Citizens can’t distinguish between religious and political tweets
Everybody is tweeting these days. The new technology seems to have brought together two groups that we would have never expected to find together: politicians and people of religion. Separated by years of special fatwas and political upheavals, we find them united through tweeting. Together, they keep public opinion occupied and confused.
Tweeting has made the politician give up fiery speeches and long articles and take up the concise digital format. He must learn to tell his story in 20-30 words. For example, he can simply write: “I announce that I’m pulling out of the Iran nuclear deal,” end with a hashtag sign and go home. It’s that easy. With new technology, the politician no longer needs to go through the burdensome tasks of consulting advisers and writing an elaborate speech.
Twitter was not around when former US President George W. Bush declared his war on Iraq. He did it the old-fashioned way. He was sitting in the White House with pictures of his wife and daughters behind him as he, with a serious and measured tone, unleashed a war that refuses to die. Had Twitter been around then, he and his father, George H.W. Bush, would have probably tweeted their wars into existence. Not to worry. America today has a Twitter aficionado for president. Donald Trump is so fond of tweeting that his political rivals never miss an opportunity to poke fun at his nasty habit. Russian President Vladimir Putin, for example, joked about Trump’s Twitter wars.
Not to be outdone, people of religion too quickly adopted tweeting to spread fatwas left and right. Before Twitter started shutting down unwelcome accounts, the social media platform was overflowing with religious messages, doctrinal interpretations and messages of incitement. At the beginning of the Syrian crisis, politicians and media people found it useful to use extremist discourse borrowed from religious stars on the internet and vice versa. Political Islam was at its peak and religion and politics had become so intertwined that it was difficult to tell who was who in Twitterland. Politicians had turned into religious scholars or charlatans and religious scholars had turned into political stars. Each was tweeting in the domain of the other.
In the Arab world, the confusion between these two roles continues. Religious scholars have left their ivory towers and are mingling with politicians. Politics is based on pragmatism and not necessarily interested in the truth. That did not seem to bother religious scholars who, for the sake of fortune and power, were willing to overlook that aspect. Taking intellectual and doctrinal shortcuts for the purpose of mixing politics and religion has become so banal on social media platforms it seems we are living in a surrealist world.
Things are no better on the receiving end. Public opinion in the Arab world is divided. The fact remains, however, that the general public has given up on both politicians and political Islamists. People no longer trust that magical recipe of blessing governments composed of corrupt politicians just because those politicians crawled out from under the cover of political Islam.
Unfortunately, citizens in the Arab world are lost in an ocean of political tweets or, let us say, tweets that sound more like religious fatwas than political views. There is nothing in such tweets that can reassure citizens about their future and that of their country.
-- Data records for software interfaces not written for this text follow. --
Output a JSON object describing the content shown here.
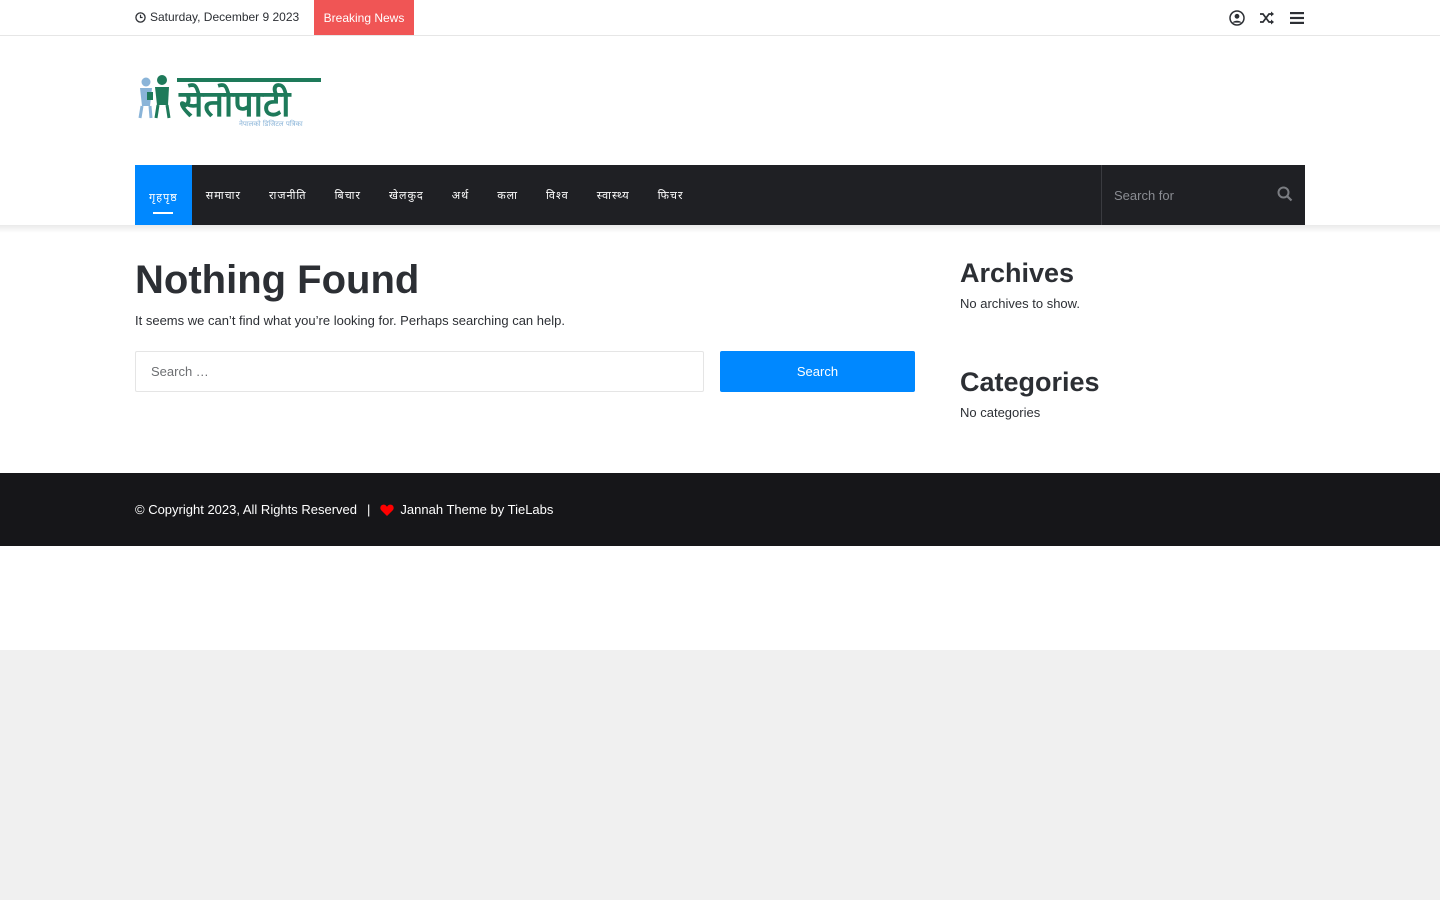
{
  "topbar": {
    "date": "Saturday, December 9 2023",
    "breaking": "Breaking News",
    "icons": [
      "user-login-icon",
      "random-shuffle-icon",
      "menu-icon"
    ]
  },
  "logo": {
    "alt": "सेतोपाटी",
    "wordmark": "सेतोपाटी",
    "tagline": "नेपालको डिजिटल पत्रिका"
  },
  "nav": {
    "items": [
      {
        "label": "गृहपृष्ठ",
        "active": true
      },
      {
        "label": "समाचार",
        "active": false
      },
      {
        "label": "राजनीति",
        "active": false
      },
      {
        "label": "बिचार",
        "active": false
      },
      {
        "label": "खेलकुद",
        "active": false
      },
      {
        "label": "अर्थ",
        "active": false
      },
      {
        "label": "कला",
        "active": false
      },
      {
        "label": "विश्व",
        "active": false
      },
      {
        "label": "स्वास्थ्य",
        "active": false
      },
      {
        "label": "फिचर",
        "active": false
      }
    ],
    "search_placeholder": "Search for"
  },
  "main": {
    "title": "Nothing Found",
    "text": "It seems we can’t find what you’re looking for. Perhaps searching can help.",
    "search_placeholder": "Search …",
    "search_button": "Search"
  },
  "sidebar": {
    "archives_title": "Archives",
    "archives_text": "No archives to show.",
    "categories_title": "Categories",
    "categories_text": "No categories"
  },
  "footer": {
    "copyright": "© Copyright 2023, All Rights Reserved",
    "separator": "|",
    "credit": "Jannah Theme by TieLabs"
  },
  "colors": {
    "accent": "#0088ff",
    "breaking": "#f05555",
    "nav_bg": "#1f2024",
    "footer_bg": "#161619",
    "logo_green": "#1e7a5a",
    "heart": "#ff0000"
  }
}
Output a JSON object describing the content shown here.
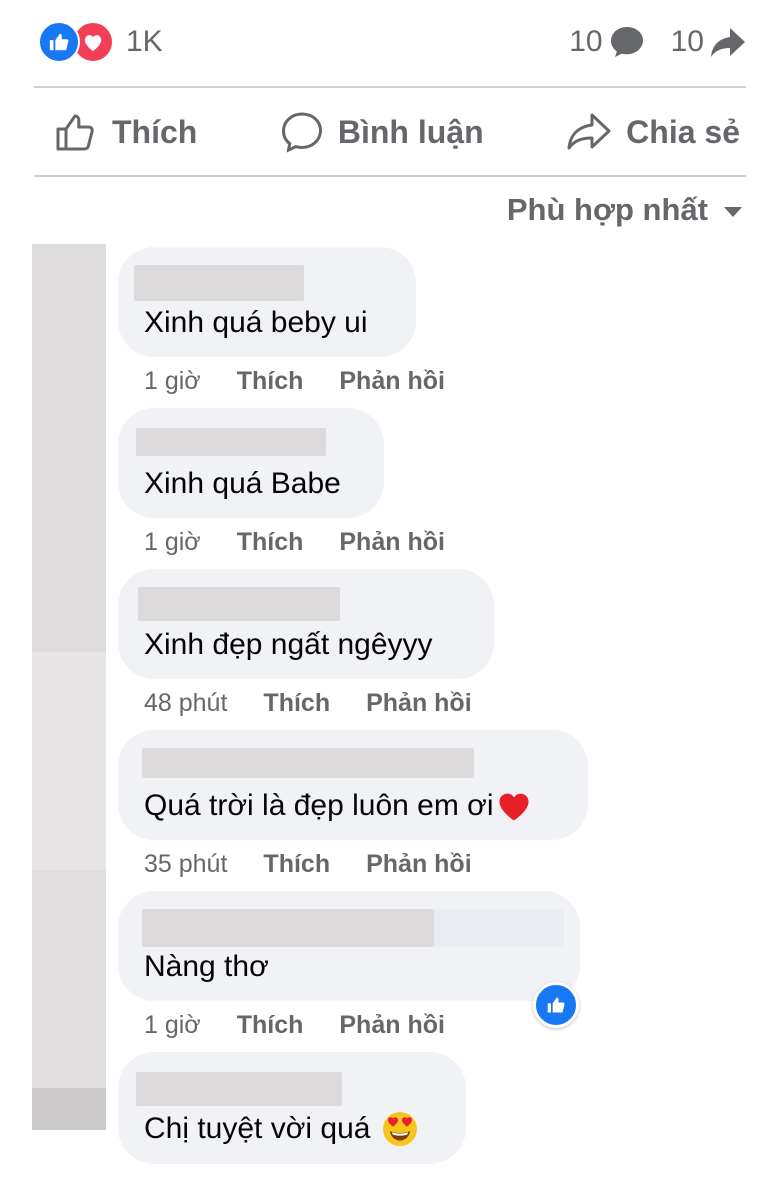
{
  "stats": {
    "reaction_count": "1K",
    "comment_count": "10",
    "share_count": "10"
  },
  "actions": {
    "like_label": "Thích",
    "comment_label": "Bình luận",
    "share_label": "Chia sẻ"
  },
  "sort": {
    "label": "Phù hợp nhất"
  },
  "comments": [
    {
      "text": "Xinh quá beby ui",
      "time": "1 giờ",
      "like_label": "Thích",
      "reply_label": "Phản hồi"
    },
    {
      "text": "Xinh quá Babe",
      "time": "1 giờ",
      "like_label": "Thích",
      "reply_label": "Phản hồi"
    },
    {
      "text": "Xinh đẹp ngất ngêyyy",
      "time": "48 phút",
      "like_label": "Thích",
      "reply_label": "Phản hồi"
    },
    {
      "text": "Quá trời là đẹp luôn em ơi",
      "time": "35 phút",
      "like_label": "Thích",
      "reply_label": "Phản hồi",
      "emoji": "heart-icon"
    },
    {
      "text": "Nàng thơ",
      "time": "1 giờ",
      "like_label": "Thích",
      "reply_label": "Phản hồi",
      "reaction": "like-icon"
    },
    {
      "text": "Chị tuyệt vời quá",
      "emoji": "heart-eyes-emoji"
    }
  ],
  "colors": {
    "brand_blue": "#1877f2",
    "love_red": "#f33e58",
    "heart_red": "#e8202a",
    "bubble_bg": "#f0f2f5",
    "secondary_text": "#65676b"
  }
}
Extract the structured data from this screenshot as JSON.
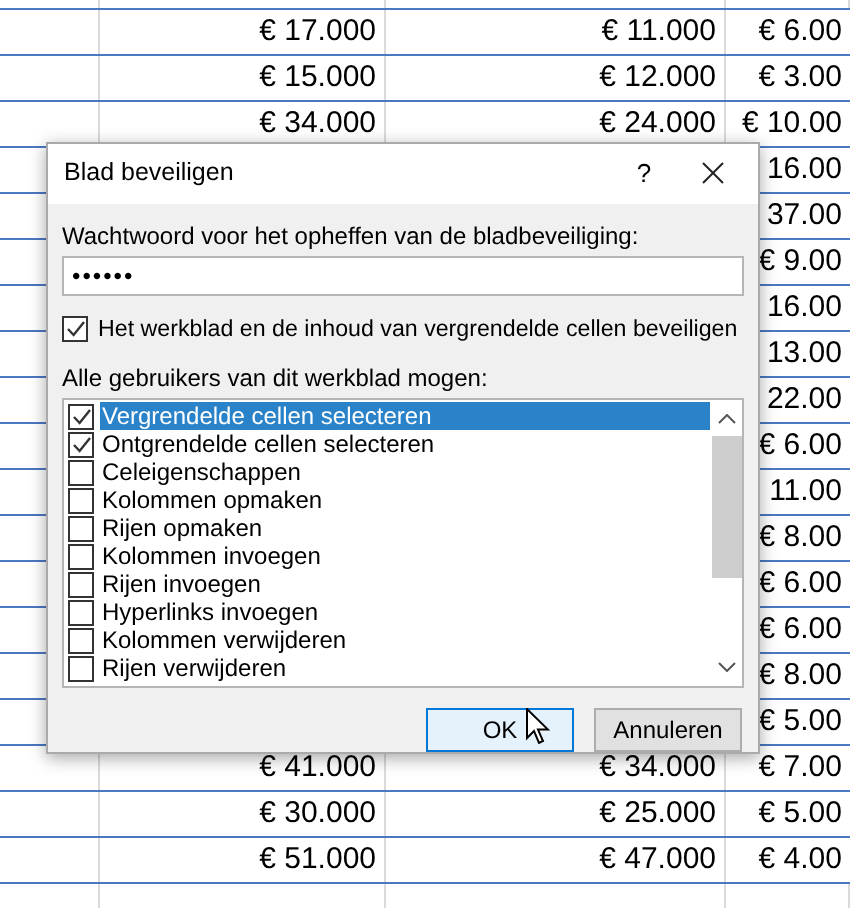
{
  "sheet": {
    "rows": [
      {
        "cells": [
          "",
          "€ 17.000",
          "€ 11.000",
          "€ 6.00"
        ]
      },
      {
        "cells": [
          "",
          "€ 15.000",
          "€ 12.000",
          "€ 3.00"
        ]
      },
      {
        "cells": [
          "",
          "€ 34.000",
          "€ 24.000",
          "€ 10.00"
        ]
      },
      {
        "cells": [
          "",
          "",
          "",
          "16.00"
        ]
      },
      {
        "cells": [
          "",
          "",
          "",
          "37.00"
        ]
      },
      {
        "cells": [
          "",
          "",
          "",
          "€ 9.00"
        ]
      },
      {
        "cells": [
          "",
          "",
          "",
          "16.00"
        ]
      },
      {
        "cells": [
          "",
          "",
          "",
          "13.00"
        ]
      },
      {
        "cells": [
          "",
          "",
          "",
          "22.00"
        ]
      },
      {
        "cells": [
          "",
          "",
          "",
          "€ 6.00"
        ]
      },
      {
        "cells": [
          "",
          "",
          "",
          "11.00"
        ]
      },
      {
        "cells": [
          "",
          "",
          "",
          "€ 8.00"
        ]
      },
      {
        "cells": [
          "",
          "",
          "",
          "€ 6.00"
        ]
      },
      {
        "cells": [
          "",
          "",
          "",
          "€ 6.00"
        ]
      },
      {
        "cells": [
          "",
          "",
          "",
          "€ 8.00"
        ]
      },
      {
        "cells": [
          "",
          "",
          "",
          "€ 5.00"
        ]
      },
      {
        "cells": [
          "",
          "€ 41.000",
          "€ 34.000",
          "€ 7.00"
        ]
      },
      {
        "cells": [
          "",
          "€ 30.000",
          "€ 25.000",
          "€ 5.00"
        ]
      },
      {
        "cells": [
          "",
          "€ 51.000",
          "€ 47.000",
          "€ 4.00"
        ]
      }
    ]
  },
  "dialog": {
    "title": "Blad beveiligen",
    "help": "?",
    "password_label": "Wachtwoord voor het opheffen van de bladbeveiliging:",
    "password_value": "••••••",
    "protect_checkbox": {
      "label": "Het werkblad en de inhoud van vergrendelde cellen beveiligen",
      "checked": true
    },
    "list_label": "Alle gebruikers van dit werkblad mogen:",
    "permissions": [
      {
        "label": "Vergrendelde cellen selecteren",
        "checked": true,
        "selected": true
      },
      {
        "label": "Ontgrendelde cellen selecteren",
        "checked": true,
        "selected": false
      },
      {
        "label": "Celeigenschappen",
        "checked": false,
        "selected": false
      },
      {
        "label": "Kolommen opmaken",
        "checked": false,
        "selected": false
      },
      {
        "label": "Rijen opmaken",
        "checked": false,
        "selected": false
      },
      {
        "label": "Kolommen invoegen",
        "checked": false,
        "selected": false
      },
      {
        "label": "Rijen invoegen",
        "checked": false,
        "selected": false
      },
      {
        "label": "Hyperlinks invoegen",
        "checked": false,
        "selected": false
      },
      {
        "label": "Kolommen verwijderen",
        "checked": false,
        "selected": false
      },
      {
        "label": "Rijen verwijderen",
        "checked": false,
        "selected": false
      }
    ],
    "buttons": [
      {
        "label": "OK",
        "kind": "primary"
      },
      {
        "label": "Annuleren",
        "kind": "secondary"
      }
    ]
  }
}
Digital technologies and social media platforms have facilitated instant communication with the public. The virtual political realities they have created, however, are far removed from reality. It is ironic that this phenomenon has made it possible for politics and religion to mingle and create what was once known as political Islam.